#### Record excerpts ####

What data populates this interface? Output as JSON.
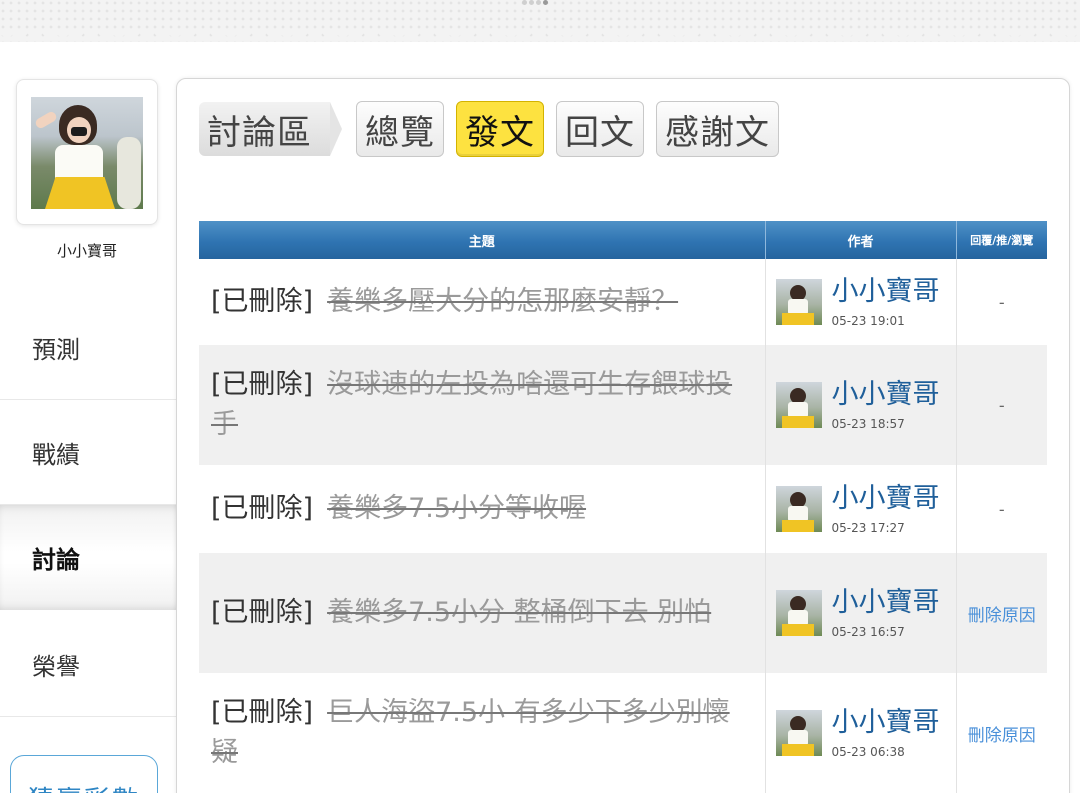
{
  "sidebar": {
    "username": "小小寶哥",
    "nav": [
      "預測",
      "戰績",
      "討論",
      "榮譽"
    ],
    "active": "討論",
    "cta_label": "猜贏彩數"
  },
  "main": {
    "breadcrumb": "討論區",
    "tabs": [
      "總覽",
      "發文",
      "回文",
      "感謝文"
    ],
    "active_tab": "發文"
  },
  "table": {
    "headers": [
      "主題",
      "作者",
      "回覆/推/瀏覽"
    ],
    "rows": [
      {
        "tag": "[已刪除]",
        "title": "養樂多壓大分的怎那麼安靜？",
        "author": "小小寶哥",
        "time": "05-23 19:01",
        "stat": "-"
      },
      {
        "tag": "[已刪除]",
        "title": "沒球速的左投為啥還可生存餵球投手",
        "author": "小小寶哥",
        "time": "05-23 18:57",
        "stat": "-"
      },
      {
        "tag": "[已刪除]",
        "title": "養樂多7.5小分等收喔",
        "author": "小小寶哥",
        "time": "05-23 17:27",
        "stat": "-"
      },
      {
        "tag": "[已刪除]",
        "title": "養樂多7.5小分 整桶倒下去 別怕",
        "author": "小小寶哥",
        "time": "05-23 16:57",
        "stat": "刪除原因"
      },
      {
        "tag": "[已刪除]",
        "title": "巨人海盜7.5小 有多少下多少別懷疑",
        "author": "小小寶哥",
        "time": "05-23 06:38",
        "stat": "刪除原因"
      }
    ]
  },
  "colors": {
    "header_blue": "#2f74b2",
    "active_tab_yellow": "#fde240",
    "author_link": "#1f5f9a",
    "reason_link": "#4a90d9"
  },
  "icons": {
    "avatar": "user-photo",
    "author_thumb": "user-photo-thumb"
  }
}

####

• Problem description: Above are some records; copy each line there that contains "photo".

• Solution to this problem:
    "avatar": "user-photo",
    "author_thumb": "user-photo-thumb"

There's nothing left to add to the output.